== Exercise ==
Copy out, from the entries below, each line holding the string "this".

[Records shown — start]

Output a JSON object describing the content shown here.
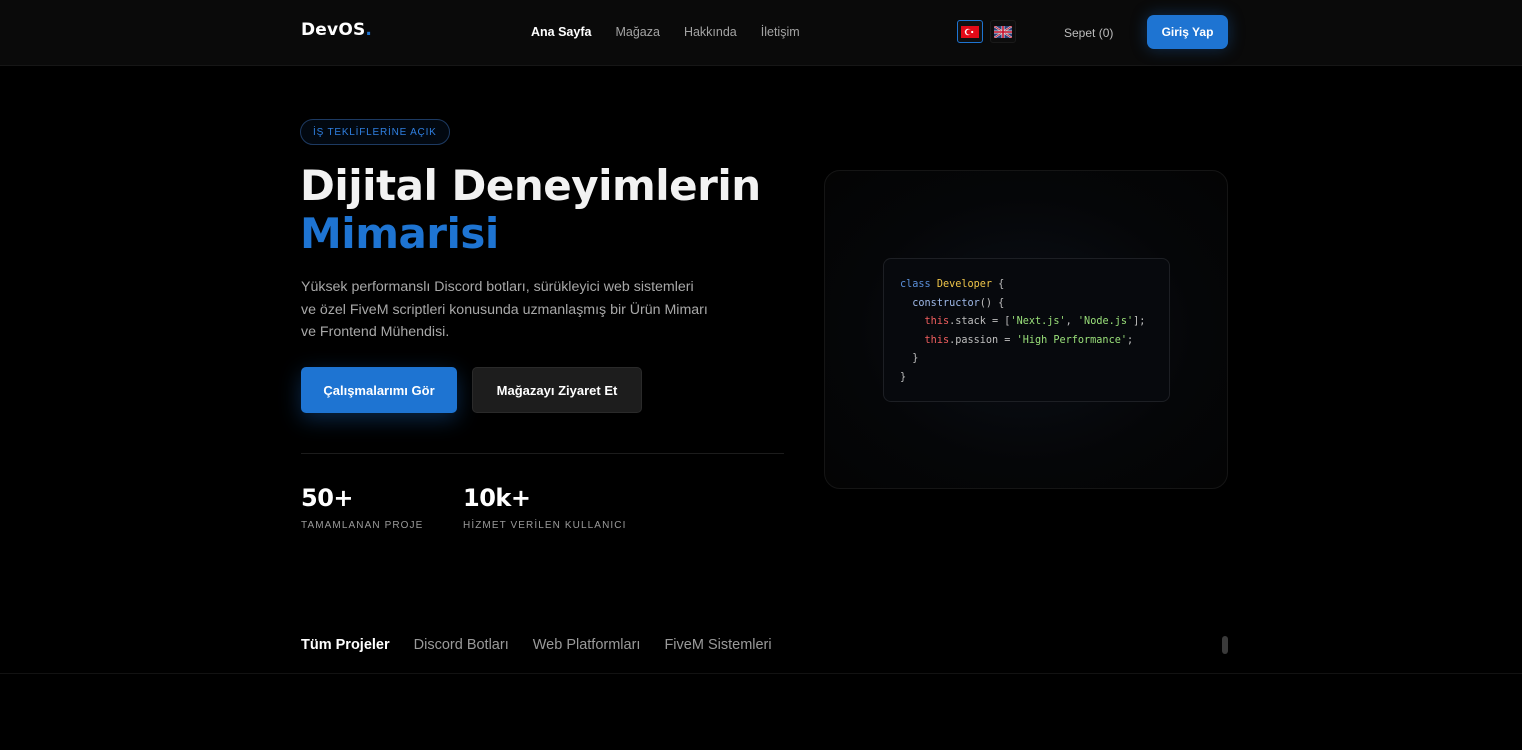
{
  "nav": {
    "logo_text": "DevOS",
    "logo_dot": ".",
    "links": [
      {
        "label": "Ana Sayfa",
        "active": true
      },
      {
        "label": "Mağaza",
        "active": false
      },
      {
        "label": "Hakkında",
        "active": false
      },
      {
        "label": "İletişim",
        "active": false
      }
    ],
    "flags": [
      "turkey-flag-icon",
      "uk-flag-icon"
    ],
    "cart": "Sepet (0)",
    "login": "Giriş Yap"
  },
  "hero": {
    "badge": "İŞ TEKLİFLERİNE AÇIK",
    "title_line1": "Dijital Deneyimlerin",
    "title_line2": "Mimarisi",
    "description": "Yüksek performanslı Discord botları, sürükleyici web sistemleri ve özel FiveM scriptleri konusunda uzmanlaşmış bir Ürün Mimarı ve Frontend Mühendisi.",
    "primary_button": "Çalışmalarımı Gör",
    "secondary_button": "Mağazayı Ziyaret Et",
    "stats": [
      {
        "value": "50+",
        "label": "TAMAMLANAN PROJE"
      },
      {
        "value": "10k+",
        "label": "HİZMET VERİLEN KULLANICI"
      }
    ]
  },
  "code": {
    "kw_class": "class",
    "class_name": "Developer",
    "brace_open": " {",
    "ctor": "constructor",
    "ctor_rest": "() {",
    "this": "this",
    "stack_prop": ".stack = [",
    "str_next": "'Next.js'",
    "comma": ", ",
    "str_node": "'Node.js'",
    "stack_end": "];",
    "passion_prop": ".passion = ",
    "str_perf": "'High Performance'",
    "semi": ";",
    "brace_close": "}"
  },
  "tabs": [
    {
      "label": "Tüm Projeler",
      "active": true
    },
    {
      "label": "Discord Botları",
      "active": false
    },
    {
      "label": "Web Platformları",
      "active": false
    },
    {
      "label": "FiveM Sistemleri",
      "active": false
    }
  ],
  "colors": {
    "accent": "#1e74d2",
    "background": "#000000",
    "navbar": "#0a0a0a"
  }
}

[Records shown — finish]
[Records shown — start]

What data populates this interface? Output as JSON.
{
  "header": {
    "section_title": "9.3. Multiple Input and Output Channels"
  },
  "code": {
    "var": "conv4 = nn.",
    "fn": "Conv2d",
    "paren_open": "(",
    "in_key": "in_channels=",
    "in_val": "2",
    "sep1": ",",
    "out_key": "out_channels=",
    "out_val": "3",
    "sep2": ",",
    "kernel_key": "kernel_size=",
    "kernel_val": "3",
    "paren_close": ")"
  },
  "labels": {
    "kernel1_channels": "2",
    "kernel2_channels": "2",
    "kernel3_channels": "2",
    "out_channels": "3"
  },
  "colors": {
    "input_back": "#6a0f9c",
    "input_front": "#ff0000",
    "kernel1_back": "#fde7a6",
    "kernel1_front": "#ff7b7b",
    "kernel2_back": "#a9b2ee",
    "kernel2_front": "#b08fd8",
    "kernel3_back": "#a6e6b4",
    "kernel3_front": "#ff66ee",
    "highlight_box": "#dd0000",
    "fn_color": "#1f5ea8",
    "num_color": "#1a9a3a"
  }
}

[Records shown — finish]
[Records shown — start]

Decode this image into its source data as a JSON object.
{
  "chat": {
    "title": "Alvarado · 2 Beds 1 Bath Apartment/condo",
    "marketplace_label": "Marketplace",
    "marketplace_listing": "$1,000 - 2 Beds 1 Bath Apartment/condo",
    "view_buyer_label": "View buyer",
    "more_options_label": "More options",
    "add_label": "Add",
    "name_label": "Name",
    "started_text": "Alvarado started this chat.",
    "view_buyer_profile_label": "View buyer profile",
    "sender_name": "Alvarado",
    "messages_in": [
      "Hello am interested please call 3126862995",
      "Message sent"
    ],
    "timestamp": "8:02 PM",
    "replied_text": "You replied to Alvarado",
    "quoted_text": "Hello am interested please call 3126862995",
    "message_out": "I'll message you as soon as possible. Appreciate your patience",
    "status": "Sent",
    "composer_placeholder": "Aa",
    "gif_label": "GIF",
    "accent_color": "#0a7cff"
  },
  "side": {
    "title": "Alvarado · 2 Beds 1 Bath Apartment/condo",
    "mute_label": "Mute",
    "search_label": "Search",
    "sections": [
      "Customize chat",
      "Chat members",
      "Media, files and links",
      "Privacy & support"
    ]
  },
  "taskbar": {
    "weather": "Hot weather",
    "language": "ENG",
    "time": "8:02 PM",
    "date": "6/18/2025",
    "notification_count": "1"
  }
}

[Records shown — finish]

== The answer ==
    "this": "this",
What data populates this interface? Output as JSON.
Decode this image into its source data as a JSON object.
    "started_text": "Alvarado started this chat.",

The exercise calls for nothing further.